- Exercise aim: Your answer should be the records again, unchanged in wording and free of images.

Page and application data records
================================

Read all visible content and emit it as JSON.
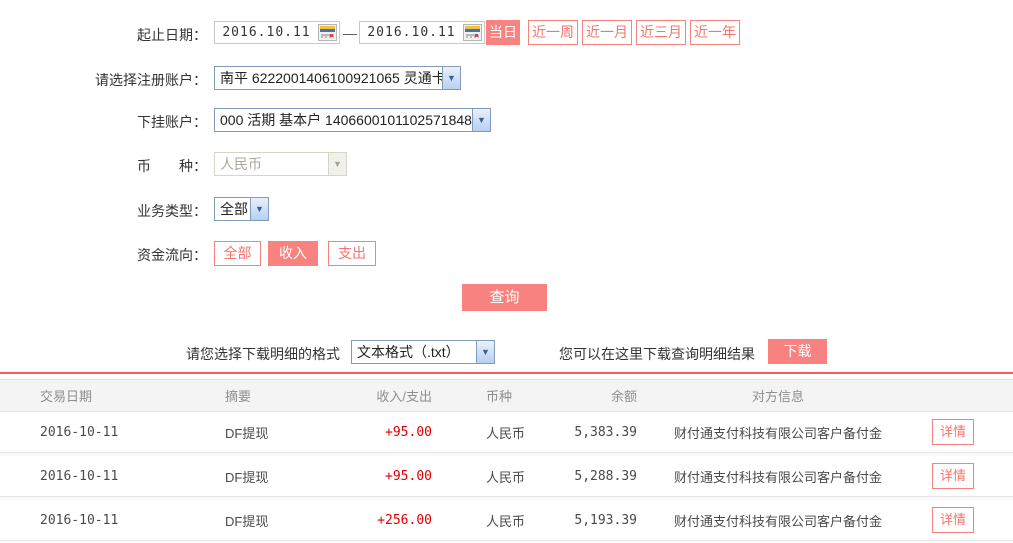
{
  "colors": {
    "accent": "#f8827f",
    "amount_red": "#dd0000",
    "table_rule_red": "#f25c5a"
  },
  "form": {
    "date_range": {
      "label": "起止日期：",
      "start": "2016.10.11",
      "end": "2016.10.11",
      "separator": "—",
      "quick_buttons": [
        {
          "label": "当日",
          "active": true
        },
        {
          "label": "近一周",
          "active": false
        },
        {
          "label": "近一月",
          "active": false
        },
        {
          "label": "近三月",
          "active": false
        },
        {
          "label": "近一年",
          "active": false
        }
      ]
    },
    "register_account": {
      "label": "请选择注册账户：",
      "value": "南平 6222001406100921065 灵通卡"
    },
    "sub_account": {
      "label": "下挂账户：",
      "value": "000 活期 基本户 1406600101102571848"
    },
    "currency": {
      "label": "币　　种：",
      "value": "人民币",
      "disabled": true
    },
    "business_type": {
      "label": "业务类型：",
      "value": "全部"
    },
    "fund_flow": {
      "label": "资金流向：",
      "options": [
        {
          "label": "全部",
          "active": false
        },
        {
          "label": "收入",
          "active": true
        },
        {
          "label": "支出",
          "active": false
        }
      ]
    },
    "query_button": "查询"
  },
  "download": {
    "format_label": "请您选择下载明细的格式",
    "format_value": "文本格式（.txt）",
    "hint": "您可以在这里下载查询明细结果",
    "button": "下载"
  },
  "table": {
    "headers": [
      "交易日期",
      "摘要",
      "收入/支出",
      "币种",
      "余额",
      "对方信息"
    ],
    "detail_label": "详情",
    "rows": [
      {
        "date": "2016-10-11",
        "summary": "DF提现",
        "amount": "+95.00",
        "currency": "人民币",
        "balance": "5,383.39",
        "counterparty": "财付通支付科技有限公司客户备付金"
      },
      {
        "date": "2016-10-11",
        "summary": "DF提现",
        "amount": "+95.00",
        "currency": "人民币",
        "balance": "5,288.39",
        "counterparty": "财付通支付科技有限公司客户备付金"
      },
      {
        "date": "2016-10-11",
        "summary": "DF提现",
        "amount": "+256.00",
        "currency": "人民币",
        "balance": "5,193.39",
        "counterparty": "财付通支付科技有限公司客户备付金"
      }
    ]
  }
}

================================

- Written answer:
Read all visible content and emit it as JSON.
{
  "colors": {
    "accent": "#f8827f",
    "amount_red": "#dd0000",
    "table_rule_red": "#f25c5a"
  },
  "form": {
    "date_range": {
      "label": "起止日期：",
      "start": "2016.10.11",
      "end": "2016.10.11",
      "separator": "—",
      "quick_buttons": [
        {
          "label": "当日",
          "active": true
        },
        {
          "label": "近一周",
          "active": false
        },
        {
          "label": "近一月",
          "active": false
        },
        {
          "label": "近三月",
          "active": false
        },
        {
          "label": "近一年",
          "active": false
        }
      ]
    },
    "register_account": {
      "label": "请选择注册账户：",
      "value": "南平 6222001406100921065 灵通卡"
    },
    "sub_account": {
      "label": "下挂账户：",
      "value": "000 活期 基本户 1406600101102571848"
    },
    "currency": {
      "label": "币　　种：",
      "value": "人民币",
      "disabled": true
    },
    "business_type": {
      "label": "业务类型：",
      "value": "全部"
    },
    "fund_flow": {
      "label": "资金流向：",
      "options": [
        {
          "label": "全部",
          "active": false
        },
        {
          "label": "收入",
          "active": true
        },
        {
          "label": "支出",
          "active": false
        }
      ]
    },
    "query_button": "查询"
  },
  "download": {
    "format_label": "请您选择下载明细的格式",
    "format_value": "文本格式（.txt）",
    "hint": "您可以在这里下载查询明细结果",
    "button": "下载"
  },
  "table": {
    "headers": [
      "交易日期",
      "摘要",
      "收入/支出",
      "币种",
      "余额",
      "对方信息"
    ],
    "detail_label": "详情",
    "rows": [
      {
        "date": "2016-10-11",
        "summary": "DF提现",
        "amount": "+95.00",
        "currency": "人民币",
        "balance": "5,383.39",
        "counterparty": "财付通支付科技有限公司客户备付金"
      },
      {
        "date": "2016-10-11",
        "summary": "DF提现",
        "amount": "+95.00",
        "currency": "人民币",
        "balance": "5,288.39",
        "counterparty": "财付通支付科技有限公司客户备付金"
      },
      {
        "date": "2016-10-11",
        "summary": "DF提现",
        "amount": "+256.00",
        "currency": "人民币",
        "balance": "5,193.39",
        "counterparty": "财付通支付科技有限公司客户备付金"
      }
    ]
  }
}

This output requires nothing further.